But in all likelihood, you’re probably going to have a drink with someone who just doesn’t do it for you. I recall a friend excitedly going off for a first date with a chap - ‘I just have a good feeling about this one, he’s an academic you know’ - only to discover he was a librarian who spent the entire meal talking about dust jackets.The sooner you can assess whether those online sparks translate into real-life chemistry, the better.It makes the prospect of arranging dates a lot less scary.But, in the end, it doesn’t really matter how you met – online or off.Now, I’m not for a moment hinting at any sinister goings-on.The fact is – you’re unlikely to meet a con artist or lunatic.Published in the Journal of Computer-Mediated Communication, it explains that there’s a ‘tipping point’ when it comes to online dating.Put simply, how soon you meet will have a direct effect on your chemistry. You could be consigning yourself to a disappointing date.
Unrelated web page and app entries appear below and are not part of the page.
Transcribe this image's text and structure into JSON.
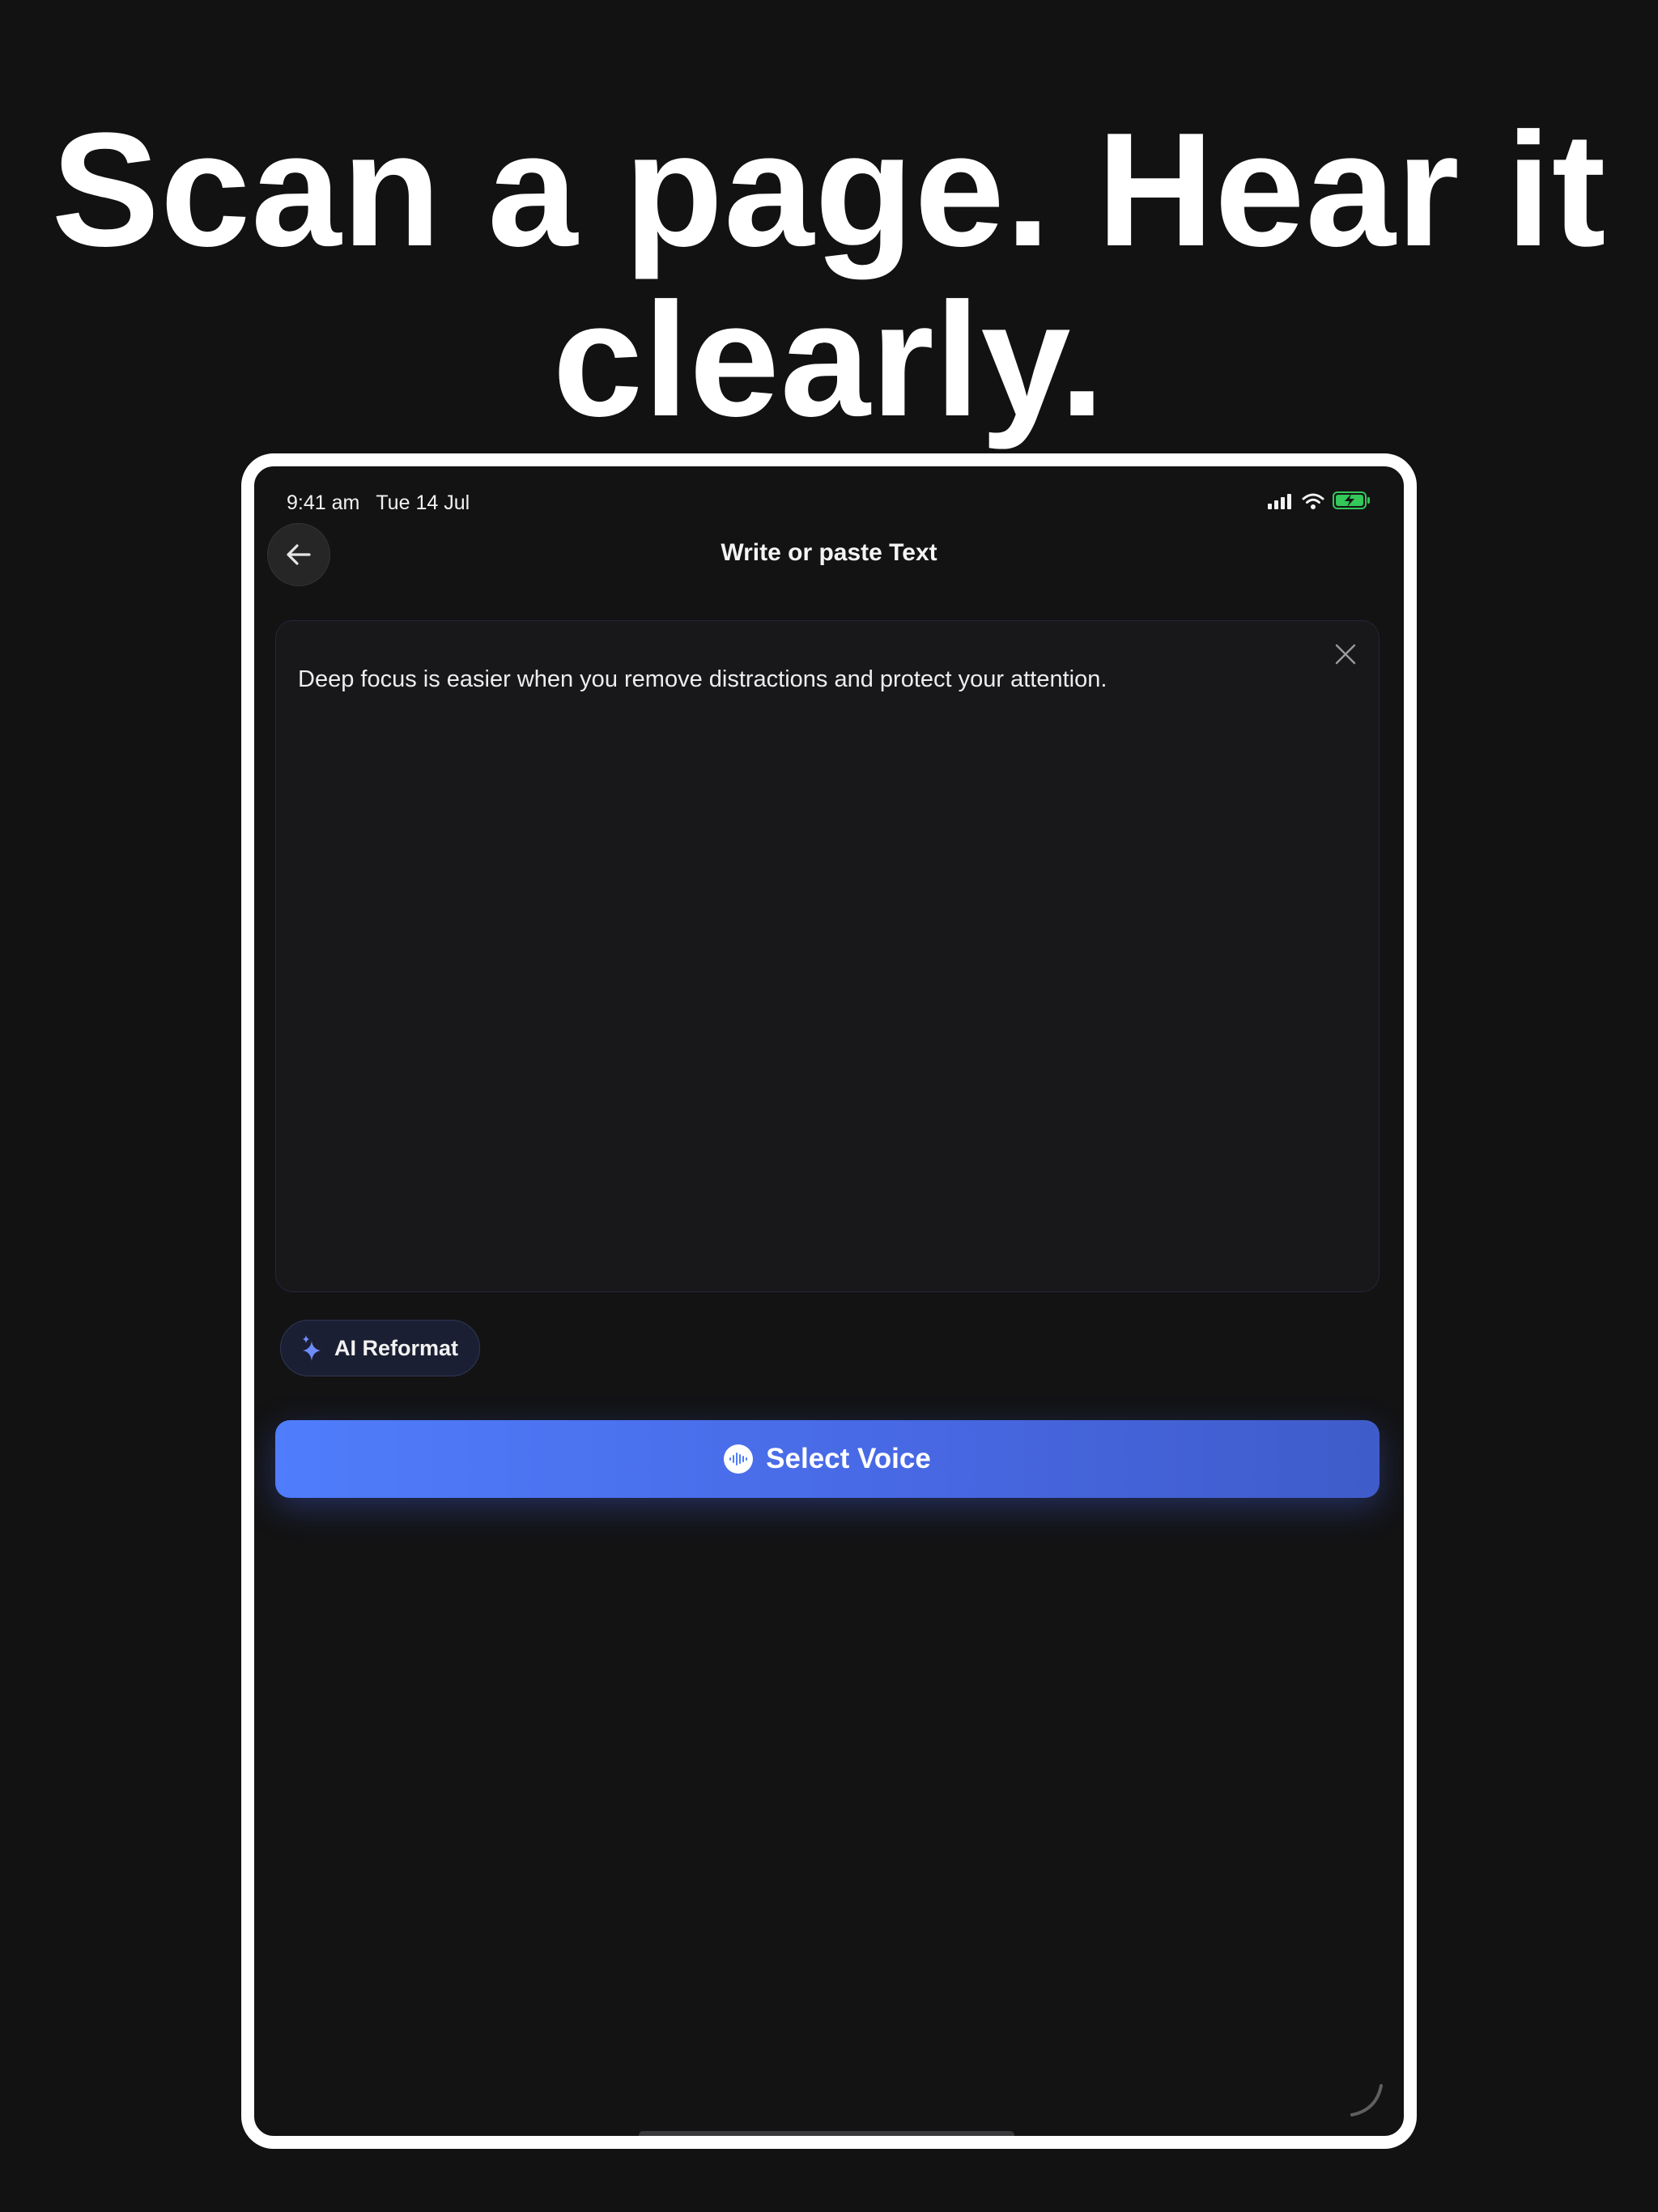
{
  "headline": {
    "line1": "Scan a page. Hear it",
    "line2": "clearly."
  },
  "status_bar": {
    "time": "9:41 am",
    "date": "Tue 14 Jul",
    "icons": [
      "cellular-signal-icon",
      "wifi-icon",
      "battery-charging-icon"
    ],
    "battery_color": "#34c759"
  },
  "nav": {
    "back_icon": "arrow-left-icon",
    "title": "Write or paste Text"
  },
  "editor": {
    "text": "Deep focus is easier when you remove distractions and protect your attention.",
    "clear_icon": "close-icon"
  },
  "reformat": {
    "label": "AI Reformat",
    "icon": "sparkle-icon",
    "icon_color": "#6f8cff"
  },
  "primary_action": {
    "label": "Select Voice",
    "icon": "waveform-icon",
    "color": "#4f7dfb"
  }
}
What’s more, you have no way of telling which bits of information are true.
But the simple truth is that messaging on the internet is nothing more than a fact-finding mission.
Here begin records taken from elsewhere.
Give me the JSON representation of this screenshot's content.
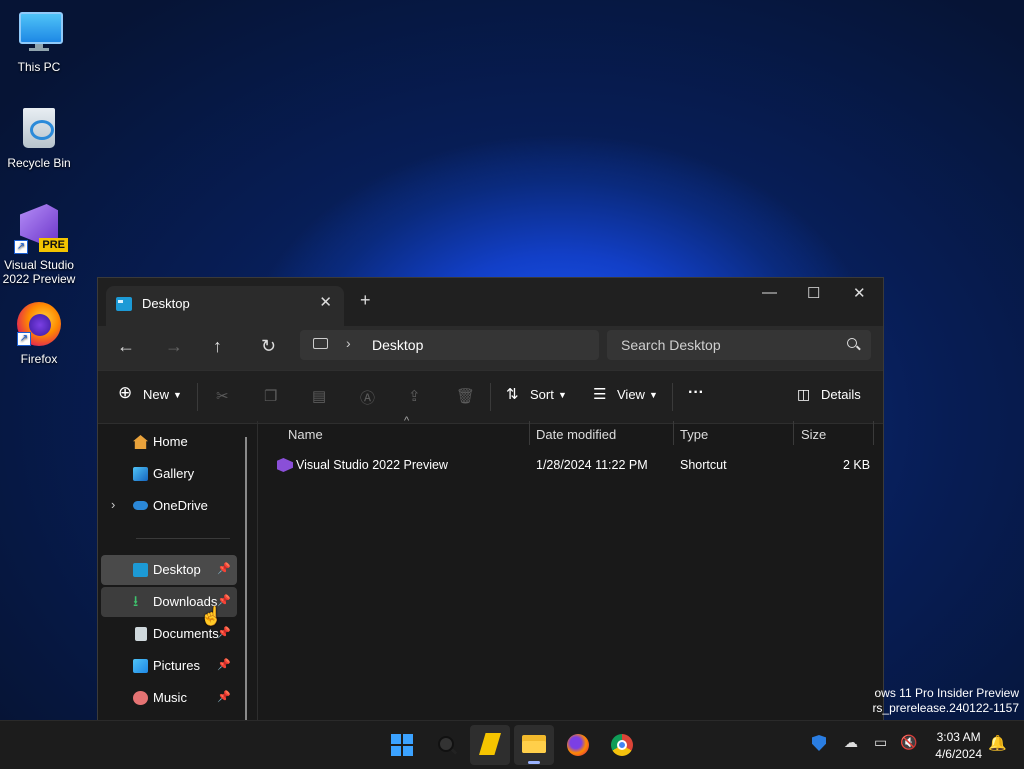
{
  "desktop": {
    "icons": [
      {
        "label": "This PC"
      },
      {
        "label": "Recycle Bin"
      },
      {
        "label": "Visual Studio 2022 Preview",
        "badge": "PRE"
      },
      {
        "label": "Firefox"
      }
    ]
  },
  "window": {
    "tab_title": "Desktop",
    "tab_close": "✕",
    "new_tab": "+",
    "minimize": "—",
    "maximize": "☐",
    "close": "✕",
    "nav": {
      "back": "←",
      "forward": "→",
      "up": "↑",
      "refresh": "↻"
    },
    "address": {
      "separator": "›",
      "crumb": "Desktop"
    },
    "search_placeholder": "Search Desktop",
    "toolbar": {
      "new": "New",
      "sort": "Sort",
      "view": "View",
      "more": "···",
      "details": "Details"
    },
    "sidebar": [
      {
        "label": "Home"
      },
      {
        "label": "Gallery"
      },
      {
        "label": "OneDrive",
        "expander": "›"
      },
      {
        "label": "Desktop",
        "pin": "📌"
      },
      {
        "label": "Downloads",
        "pin": "📌"
      },
      {
        "label": "Documents",
        "pin": "📌"
      },
      {
        "label": "Pictures",
        "pin": "📌"
      },
      {
        "label": "Music",
        "pin": "📌"
      }
    ],
    "columns": [
      "Name",
      "Date modified",
      "Type",
      "Size"
    ],
    "sort_indicator": "^",
    "files": [
      {
        "name": "Visual Studio 2022 Preview",
        "date": "1/28/2024 11:22 PM",
        "type": "Shortcut",
        "size": "2 KB"
      }
    ]
  },
  "watermark": {
    "line1": "ows 11 Pro Insider Preview",
    "line2": "rs_prerelease.240122-1157"
  },
  "taskbar": {
    "time": "3:03 AM",
    "date": "4/6/2024"
  },
  "colors": {
    "accent": "#4c8dff",
    "window_bg": "#191919",
    "taskbar_bg": "#1c1c1c"
  }
}
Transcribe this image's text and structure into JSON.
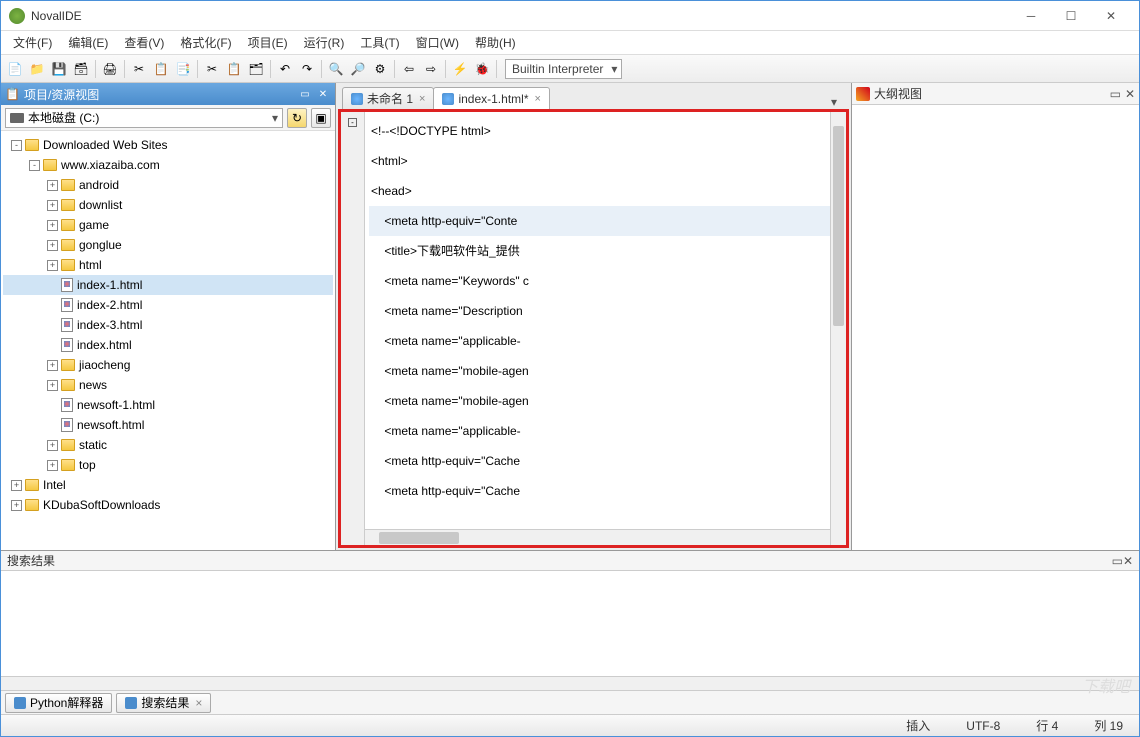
{
  "window": {
    "title": "NovalIDE"
  },
  "menus": [
    "文件(F)",
    "编辑(E)",
    "查看(V)",
    "格式化(F)",
    "项目(E)",
    "运行(R)",
    "工具(T)",
    "窗口(W)",
    "帮助(H)"
  ],
  "interpreter": "Builtin Interpreter",
  "leftPanel": {
    "title": "项目/资源视图",
    "drive": "本地磁盘 (C:)"
  },
  "tree": [
    {
      "indent": 0,
      "exp": "-",
      "icon": "fld",
      "label": "Downloaded Web Sites"
    },
    {
      "indent": 1,
      "exp": "-",
      "icon": "fld",
      "label": "www.xiazaiba.com"
    },
    {
      "indent": 2,
      "exp": "+",
      "icon": "fld",
      "label": "android"
    },
    {
      "indent": 2,
      "exp": "+",
      "icon": "fld",
      "label": "downlist"
    },
    {
      "indent": 2,
      "exp": "+",
      "icon": "fld",
      "label": "game"
    },
    {
      "indent": 2,
      "exp": "+",
      "icon": "fld",
      "label": "gonglue"
    },
    {
      "indent": 2,
      "exp": "+",
      "icon": "fld",
      "label": "html"
    },
    {
      "indent": 2,
      "exp": " ",
      "icon": "fil",
      "label": "index-1.html",
      "sel": true
    },
    {
      "indent": 2,
      "exp": " ",
      "icon": "fil",
      "label": "index-2.html"
    },
    {
      "indent": 2,
      "exp": " ",
      "icon": "fil",
      "label": "index-3.html"
    },
    {
      "indent": 2,
      "exp": " ",
      "icon": "fil",
      "label": "index.html"
    },
    {
      "indent": 2,
      "exp": "+",
      "icon": "fld",
      "label": "jiaocheng"
    },
    {
      "indent": 2,
      "exp": "+",
      "icon": "fld",
      "label": "news"
    },
    {
      "indent": 2,
      "exp": " ",
      "icon": "fil",
      "label": "newsoft-1.html"
    },
    {
      "indent": 2,
      "exp": " ",
      "icon": "fil",
      "label": "newsoft.html"
    },
    {
      "indent": 2,
      "exp": "+",
      "icon": "fld",
      "label": "static"
    },
    {
      "indent": 2,
      "exp": "+",
      "icon": "fld",
      "label": "top"
    },
    {
      "indent": 0,
      "exp": "+",
      "icon": "fld",
      "label": "Intel"
    },
    {
      "indent": 0,
      "exp": "+",
      "icon": "fld",
      "label": "KDubaSoftDownloads"
    }
  ],
  "tabs": [
    {
      "label": "未命名 1",
      "active": false
    },
    {
      "label": "index-1.html*",
      "active": true
    }
  ],
  "code": [
    {
      "text": "<!--<!DOCTYPE html>",
      "hl": false
    },
    {
      "text": "<html>",
      "hl": false
    },
    {
      "text": "<head>",
      "hl": false
    },
    {
      "text": "    <meta http-equiv=\"Conte",
      "hl": true
    },
    {
      "text": "    <title>下载吧软件站_提供",
      "hl": false
    },
    {
      "text": "    <meta name=\"Keywords\" c",
      "hl": false
    },
    {
      "text": "    <meta name=\"Description",
      "hl": false
    },
    {
      "text": "    <meta name=\"applicable-",
      "hl": false
    },
    {
      "text": "    <meta name=\"mobile-agen",
      "hl": false
    },
    {
      "text": "    <meta name=\"mobile-agen",
      "hl": false
    },
    {
      "text": "    <meta name=\"applicable-",
      "hl": false
    },
    {
      "text": "    <meta http-equiv=\"Cache",
      "hl": false
    },
    {
      "text": "    <meta http-equiv=\"Cache",
      "hl": false
    }
  ],
  "rightPanel": {
    "title": "大纲视图"
  },
  "bottomPanel": {
    "title": "搜索结果"
  },
  "bottomTabs": [
    {
      "label": "Python解释器",
      "icon": "py"
    },
    {
      "label": "搜索结果",
      "icon": "search",
      "close": true
    }
  ],
  "status": {
    "insert": "插入",
    "encoding": "UTF-8",
    "line": "行 4",
    "col": "列 19"
  },
  "toolbarIcons": [
    "new-file-icon",
    "open-icon",
    "save-icon",
    "save-all-icon",
    "print-icon",
    "cut-icon",
    "copy-icon",
    "paste-icon",
    "scissors-icon",
    "clipboard-icon",
    "stack-icon",
    "undo-icon",
    "redo-icon",
    "find-icon",
    "zoom-icon",
    "gear-icon",
    "arrow-left-icon",
    "arrow-right-icon",
    "run-icon",
    "debug-icon"
  ],
  "toolbarGlyphs": [
    "📄",
    "📁",
    "💾",
    "🗃",
    "🖨",
    "✂",
    "📋",
    "📑",
    "✂",
    "📋",
    "🗂",
    "↶",
    "↷",
    "🔍",
    "🔎",
    "⚙",
    "⇦",
    "⇨",
    "⚡",
    "🐞"
  ]
}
You can gather information about the other person, but until you meet them you won’t know if ‘I love to laugh’ means Fawlty Towers or fart jokes. It’s easy to think you know a person better than you really do.
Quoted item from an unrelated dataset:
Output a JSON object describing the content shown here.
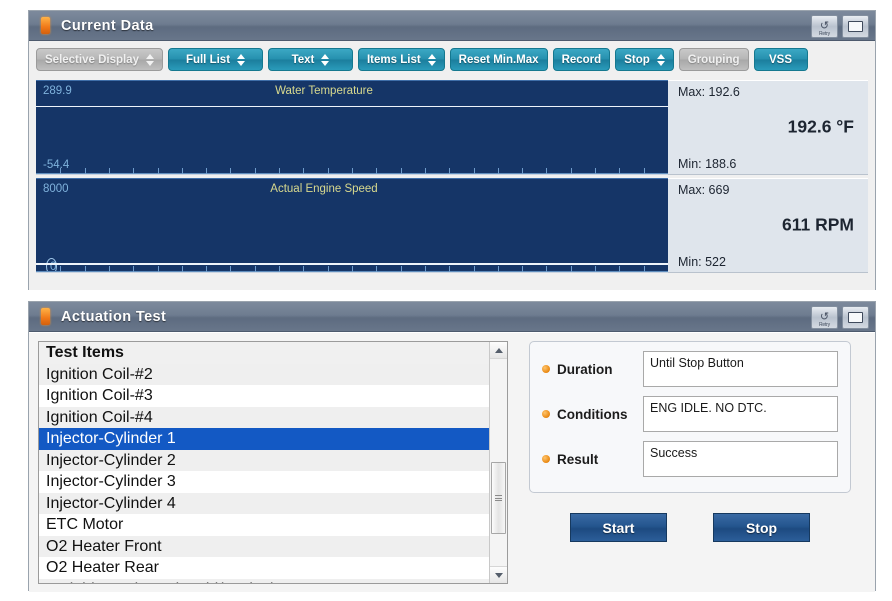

They conducted a survey of 433 online daters and found that the longer they waited to meet a match in person, the more likely they were to feel let down.
That trend that was significantly more obvious after the 17 to 23 day ‘tipping point’. That its lead researcher, Artemio Ramirez Jr., an Associate Professor, met his wife online in 2005.